Chemicalize your molecules is a new, free service from ChemAxon. It uses their “name to structure” parsing and structure-based predictions to identify chemical structures from web pages and other text and provide predicted data related to each structure, which seems like a rather neat trick to me. I used it to add some chemical information to a blog post about the monkshood toxin, acinitine, on my Imaging Storm site earlier this week.

ChemAxon’s Alex Allardyce tells me that, “The service allows you to browse the web and see structures for chemical names (text) identified in the web page. For each chemical structure image generated, you can link through to predicted data from the structure.” They’ve also added new data pages so that for each structure users can click through the structure image to arrive at a configurable data page with potentially more than 200 predicted properties. The site’s developers are currently working on new functionality.

You might be wondering whether this site is simply duplicating a site like PubChem or ChemSpider. Apparently not. Allardyce tells me that, “All properties are calculated, no actual data, so results every time. We are parsing the URLs in real time (parsing out the chemical names and annotating the pages with structures) and serving up the page as you would expect. Any links you follow are also chemicalized so your whole experience is chemicalized.”

You can check out a “chemicalized” version of a recent Reactive Reports item on the chemistry of absinthe here or the chemicalized version of my monkshood post. It captures the various chemical names but also seems to tag the word “check” and show a structure, although I’ve reported that as an error, and the site is in the “alpha” phase after all.

The video explains how to use Chemicalize:

Chris Swain has apparently built a Safari chemicalize plugin to improve logins and such.


  1. ChemSpiderman, Antony Williams

    Having perfect name to structure conversion will be impossible as the approach is both a systematic name to structure conversion algorithm (and none of them are perfect and MANY names are not even systematic…just pseudo-systematic with ambiguities) and common name dictionary look-ups, and the dictionaries would need to grow daily as new compounds are discovered and given common/trivial names. The Chemicalize website is an excellent offering to the community. Good for ChemAxon…they have done a very good thing for all of us chemists

  2. Mark Cipollone

    Gee, pretty lame.

  3. David Bradley

    Depends on what you want from your web pages, Mark. If you’re a chemist or working with molecular structures this is not in the least bit lame.

  4. pooyan sajjadi

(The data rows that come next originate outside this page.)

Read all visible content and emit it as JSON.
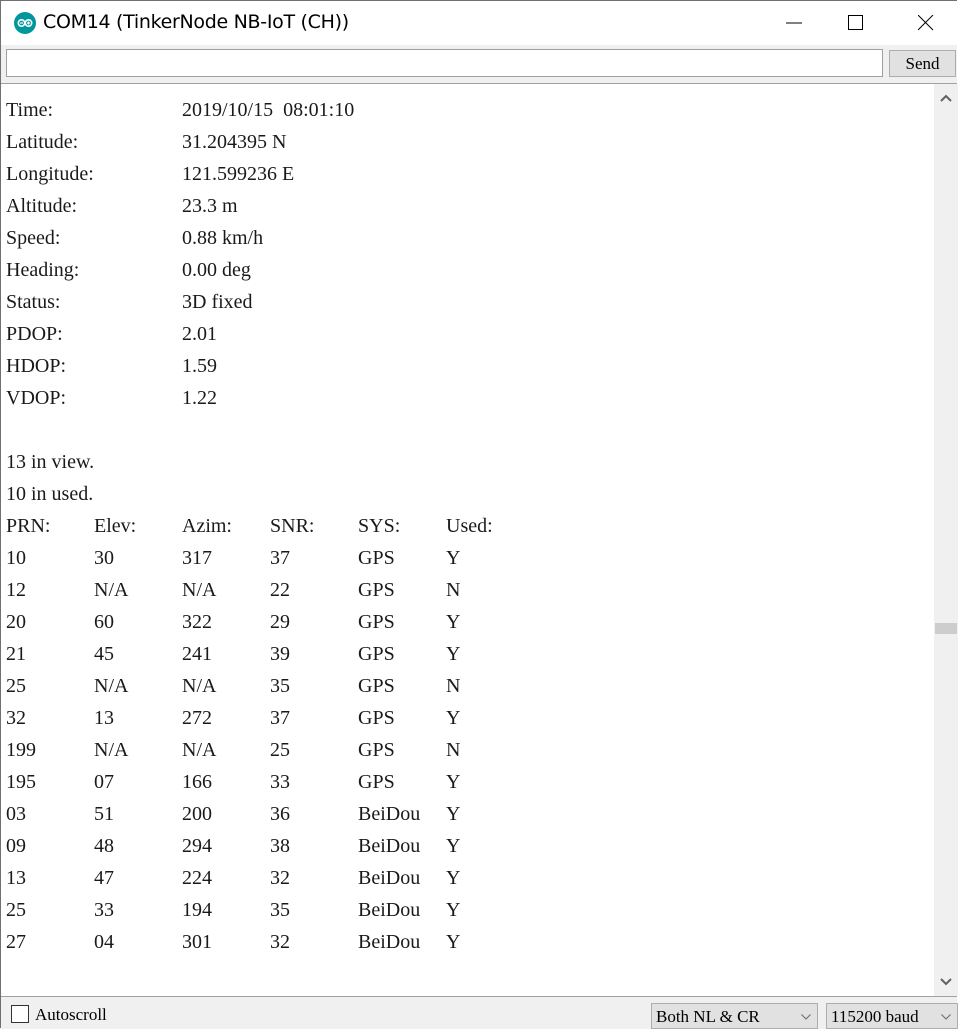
{
  "window": {
    "title": "COM14 (TinkerNode NB-IoT (CH))",
    "icon": "arduino-infinity-icon",
    "controls": [
      "minimize-icon",
      "maximize-icon",
      "close-icon"
    ]
  },
  "send_row": {
    "input_value": "",
    "send_label": "Send"
  },
  "output": {
    "fields": [
      {
        "label": "Time:",
        "value": "2019/10/15  08:01:10"
      },
      {
        "label": "Latitude:",
        "value": "31.204395 N"
      },
      {
        "label": "Longitude:",
        "value": "121.599236 E"
      },
      {
        "label": "Altitude:",
        "value": "23.3 m"
      },
      {
        "label": "Speed:",
        "value": "0.88 km/h"
      },
      {
        "label": "Heading:",
        "value": "0.00 deg"
      },
      {
        "label": "Status:",
        "value": "3D fixed"
      },
      {
        "label": "PDOP:",
        "value": "2.01"
      },
      {
        "label": "HDOP:",
        "value": "1.59"
      },
      {
        "label": "VDOP:",
        "value": "1.22"
      }
    ],
    "in_view": "13 in view.",
    "in_used": "10 in used.",
    "sat_headers": [
      "PRN:",
      "Elev:",
      "Azim:",
      "SNR:",
      "SYS:",
      "Used:"
    ],
    "satellites": [
      [
        "10",
        "30",
        "317",
        "37",
        "GPS",
        "Y"
      ],
      [
        "12",
        "N/A",
        "N/A",
        "22",
        "GPS",
        "N"
      ],
      [
        "20",
        "60",
        "322",
        "29",
        "GPS",
        "Y"
      ],
      [
        "21",
        "45",
        "241",
        "39",
        "GPS",
        "Y"
      ],
      [
        "25",
        "N/A",
        "N/A",
        "35",
        "GPS",
        "N"
      ],
      [
        "32",
        "13",
        "272",
        "37",
        "GPS",
        "Y"
      ],
      [
        "199",
        "N/A",
        "N/A",
        "25",
        "GPS",
        "N"
      ],
      [
        "195",
        "07",
        "166",
        "33",
        "GPS",
        "Y"
      ],
      [
        "03",
        "51",
        "200",
        "36",
        "BeiDou",
        "Y"
      ],
      [
        "09",
        "48",
        "294",
        "38",
        "BeiDou",
        "Y"
      ],
      [
        "13",
        "47",
        "224",
        "32",
        "BeiDou",
        "Y"
      ],
      [
        "25",
        "33",
        "194",
        "35",
        "BeiDou",
        "Y"
      ],
      [
        "27",
        "04",
        "301",
        "32",
        "BeiDou",
        "Y"
      ]
    ]
  },
  "bottom_bar": {
    "autoscroll_label": "Autoscroll",
    "autoscroll_checked": false,
    "line_ending": "Both NL & CR",
    "baud_rate": "115200 baud"
  },
  "colors": {
    "accent": "#00979c",
    "chrome_bg": "#f0f0f0",
    "text": "#1a1a1a"
  }
}
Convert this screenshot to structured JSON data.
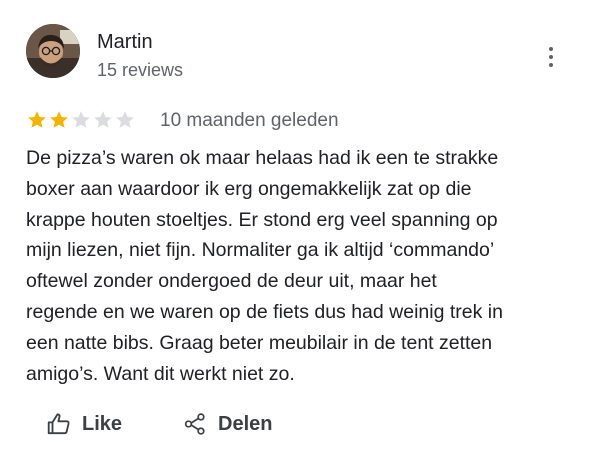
{
  "review": {
    "author": {
      "name": "Martin",
      "meta": "15 reviews"
    },
    "rating": 2,
    "rating_max": 5,
    "date": "10 maanden geleden",
    "text": "De pizza’s waren ok maar helaas had ik een te strakke\nboxer aan waardoor ik erg ongemakkelijk zat op die\nkrappe houten stoeltjes. Er stond erg veel spanning op\nmijn liezen, niet fijn. Normaliter ga ik altijd ‘commando’\noftewel zonder ondergoed de deur uit, maar het\nregende en we waren op de fiets dus had weinig trek in\neen natte bibs. Graag beter meubilair in de tent zetten\namigo’s. Want dit werkt niet zo."
  },
  "actions": {
    "like_label": "Like",
    "share_label": "Delen"
  },
  "icons": {
    "more": "more-vert-icon",
    "like": "thumb-up-icon",
    "share": "share-icon",
    "star": "star-icon"
  },
  "colors": {
    "star_filled": "#F4B400",
    "star_empty": "#DADCE0",
    "text_primary": "#202124",
    "text_secondary": "#5F6368"
  }
}
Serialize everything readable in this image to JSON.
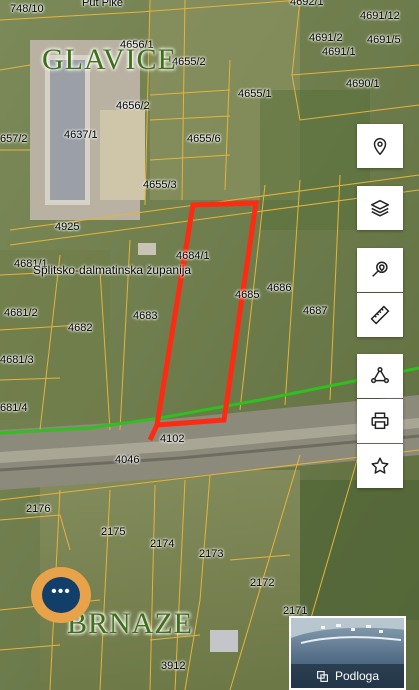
{
  "map": {
    "places": [
      "GLAVICE",
      "BRNAZE"
    ],
    "region": "Splitsko-dalmatinska županija",
    "street_top": "Put Pike",
    "parcels": [
      "748/10",
      "4692/1",
      "4691/12",
      "4691/2",
      "4656/1",
      "4655/2",
      "4691/5",
      "4691/1",
      "4690/1",
      "4656/2",
      "4655/1",
      "657/2",
      "4637/1",
      "4655/6",
      "4655/3",
      "4925",
      "4684/1",
      "4681/1",
      "4685",
      "4686",
      "4681/2",
      "4683",
      "4687",
      "4682",
      "4681/3",
      "681/4",
      "4102",
      "4046",
      "2176",
      "2175",
      "2174",
      "2173",
      "2172",
      "2171",
      "3912"
    ],
    "selection_color": "#ff2a12",
    "boundary_color": "#e6b43a",
    "road_line_color": "#2fbf1f"
  },
  "toolbar": {
    "buttons": [
      {
        "id": "location",
        "icon": "location-pin-icon"
      },
      {
        "id": "layers",
        "icon": "layers-icon"
      },
      {
        "id": "search-location",
        "icon": "search-location-icon"
      },
      {
        "id": "measure",
        "icon": "ruler-icon"
      },
      {
        "id": "polygon",
        "icon": "polygon-icon"
      },
      {
        "id": "print",
        "icon": "printer-icon"
      },
      {
        "id": "favorites",
        "icon": "star-icon"
      }
    ]
  },
  "chat": {
    "icon": "chat-bubble-icon",
    "dots": "•••"
  },
  "basemap": {
    "label": "Podloga",
    "icon": "basemap-icon"
  }
}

    an inline capable instrument, I have much better tools on my PC, but online tool is always much lighter, in my point of view, it is not that LAME ….

  5. Alex Allardyce

    Just to let you all know that we have added chemical search to the site.

    The search let’s you draw, upload a structure or name a molecule as input and perform various structure searches (substructure, exact match and similarity) against the structures identified from web pages already ‘chemicalized’ by users and see the resulting structures (with the query highlighted in the result).

    From each result structure you can go on to see a list of web pages where the target structure was included. An elegance is that you can also see other structures on the listed pages and select popular or diverse selection, to understand if the page is chemically relevant before you visit the link. Feedback from test users was very positive especially because they can chemically search ‘a significant proportion’ of Wikipedia.

    Other features added include: Auto-complete, structure images for all auto-complete names and roll over large versions of structure images. The name to structure parser is also improved to increase conversion rate and remove error.

    For more information see this demo video at the site or this presentation of and the underlying technologies used from our recent US UGM.

    Hope this is useful

    Alex Allardyce: ChemAxon